DP11208 U.S. capital gains and estate taxation: a status report and directions for a reform
|Publication Date:||March 2016|
|Keyword(s):||capital gains tax, Estate tax|
|Programme Areas:||Public Economics|
|Link to this Page:||cepr.org/active/publications/discussion_papers/dp.php?dpno=11208|
Recent changes in the U.S. estate taxation significantly reduced its reach and revenue, although the tax continues to contribute to progressivity of the overall tax system and is likely to play a role in influencing the long term concentration of wealth. I discuss recent changes, empirical evidence and theory applying to this form of taxation. I then discuss directions for a reform of the tax. The interaction between estate taxation and other components of the tax system is most important in the context of capital gains, with step up in basis partially compensating for high marginal rates while at the same time creating very strong deferral incentives. Modifying this interaction is long overdue and experience from the temporary repeal of the tax in 2010 is helpful in understanding challenges. I discuss options for modifying this interaction, including implications both for estate tax design and for the great majority of taxpayers who are not subject to the estate tax. Eliminating the step-up in basis would allow for increasing the efficiency of the tax system, while the additional revenue could be used to either mitigate the consequences for the affected taxpayers by reducing the estate tax burden or increasing the overall progressivity. I note that any exemption for capital gains at death does retain deferral incentives for individuals with unrealized capital gains smaller than the exemption and suggest that a lifetime exemption would have better incentive properties.

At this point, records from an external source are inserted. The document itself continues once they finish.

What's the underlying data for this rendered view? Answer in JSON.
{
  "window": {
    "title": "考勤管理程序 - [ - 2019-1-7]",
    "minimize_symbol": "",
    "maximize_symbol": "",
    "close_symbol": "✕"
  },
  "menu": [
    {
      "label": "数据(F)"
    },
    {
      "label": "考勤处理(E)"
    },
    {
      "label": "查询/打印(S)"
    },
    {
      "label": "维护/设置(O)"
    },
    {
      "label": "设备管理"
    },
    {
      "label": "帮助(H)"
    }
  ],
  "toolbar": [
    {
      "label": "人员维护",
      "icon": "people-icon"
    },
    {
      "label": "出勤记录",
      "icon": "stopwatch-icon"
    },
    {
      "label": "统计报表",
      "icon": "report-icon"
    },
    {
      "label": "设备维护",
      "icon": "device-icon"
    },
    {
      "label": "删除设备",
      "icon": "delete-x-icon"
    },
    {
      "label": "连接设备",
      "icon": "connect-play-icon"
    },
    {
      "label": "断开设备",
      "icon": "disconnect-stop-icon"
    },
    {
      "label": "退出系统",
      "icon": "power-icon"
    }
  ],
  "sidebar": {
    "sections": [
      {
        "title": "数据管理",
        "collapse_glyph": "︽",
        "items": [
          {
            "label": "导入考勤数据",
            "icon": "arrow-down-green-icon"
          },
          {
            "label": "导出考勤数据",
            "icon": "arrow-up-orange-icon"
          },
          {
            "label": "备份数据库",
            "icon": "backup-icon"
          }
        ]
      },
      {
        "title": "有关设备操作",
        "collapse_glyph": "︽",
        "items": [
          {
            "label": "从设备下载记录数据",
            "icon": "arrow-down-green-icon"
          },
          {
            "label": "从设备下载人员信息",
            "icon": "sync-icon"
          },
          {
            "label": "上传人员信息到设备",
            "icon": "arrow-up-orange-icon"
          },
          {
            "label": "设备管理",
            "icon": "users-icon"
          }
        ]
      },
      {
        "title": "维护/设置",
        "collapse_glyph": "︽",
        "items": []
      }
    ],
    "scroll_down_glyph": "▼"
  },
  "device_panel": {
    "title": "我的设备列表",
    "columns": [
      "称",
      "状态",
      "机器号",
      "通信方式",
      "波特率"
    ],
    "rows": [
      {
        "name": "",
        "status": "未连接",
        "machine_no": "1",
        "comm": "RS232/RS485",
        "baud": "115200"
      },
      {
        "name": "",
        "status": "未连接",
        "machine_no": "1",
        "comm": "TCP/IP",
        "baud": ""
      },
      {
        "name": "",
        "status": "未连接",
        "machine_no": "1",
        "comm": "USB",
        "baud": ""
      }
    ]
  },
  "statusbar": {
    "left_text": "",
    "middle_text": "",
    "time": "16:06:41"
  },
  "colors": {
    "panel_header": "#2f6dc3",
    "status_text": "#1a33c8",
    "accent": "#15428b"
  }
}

I also note that the treatment of spousal transfers under any capital gains at death approach is critical for the revenue implications.